When we’re tired of dealing with the big transports on Ontario’s busy Highway 401, we take a little break for pizza pie in Brockville, Ontario, on the St. Lawrence River. 1000 Islands Pizza is on King Street West in the city’s historic downtown. Eighty year old owner, Nick, will likely be making his pizza dough in the kitchen while son, George, operates the restaurant’s front end. We like the caesar salad too.
Manitoba’s potato chips
Ever since he was a little kid living in Winnipeg, Glenn has been a huge fan of Old Dutch potato chips. The company first opened its Canadian headquarters in Winnipeg, Manitoba, in 1954 and it’s still there. Given Glenn’s Winnipeg roots and his love of chips, I had to give our Manitoba nod to Old Dutch which are always a favourite road trip snack on any Roadstories trip.
Saskatchewan’s local produce
We loaded up on local food finds from the Saskatoon Farmers Market before embarking on a 2300 kilometre Saskatchewan road trip. Besides a great choice of baked goods, local meats and fresh produce, we found a Saskatchewan micro distillery selling liqueurs, vodka and whisky made from local grain and discovered Sea Buckthorns which are bright orange, tangy-tasting berries grown locally.

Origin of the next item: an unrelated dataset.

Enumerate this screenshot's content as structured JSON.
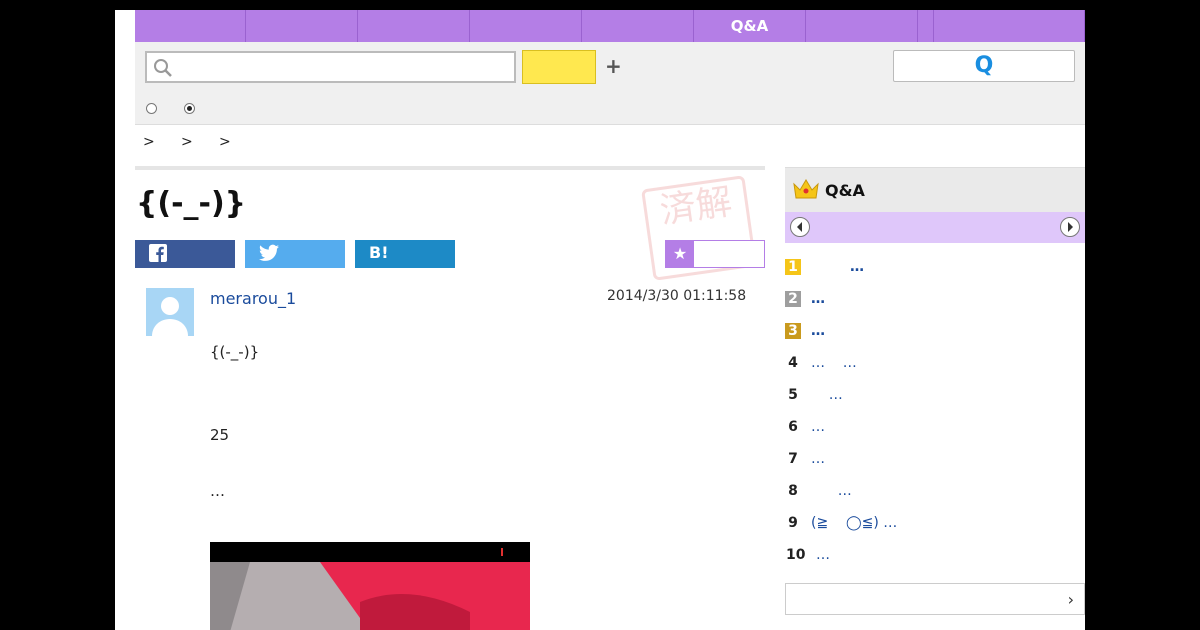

Nothing beats Alberta beef. Get a good steak decently priced in the badlands of southeastern Alberta and cook it yourself (a badlands tradition) in the old saloon at the Patricia Hotel. BBQ fans adore the saloon’s massive commercial grill. Steaks are especially good when served with a cold beer especially if you’ve spent a hot day searching for fossils in nearby Dinosaur Provincial Park .
British Columbia fish‘n chips
We found Pajo’s Fish ‘n Chips down by the Steveston docks. Steveston is a historic fishing village in Richmond, British Columbia, near Vancouver. The fish was delicious and so was the view. We snapped this photo in early February, believe it or not.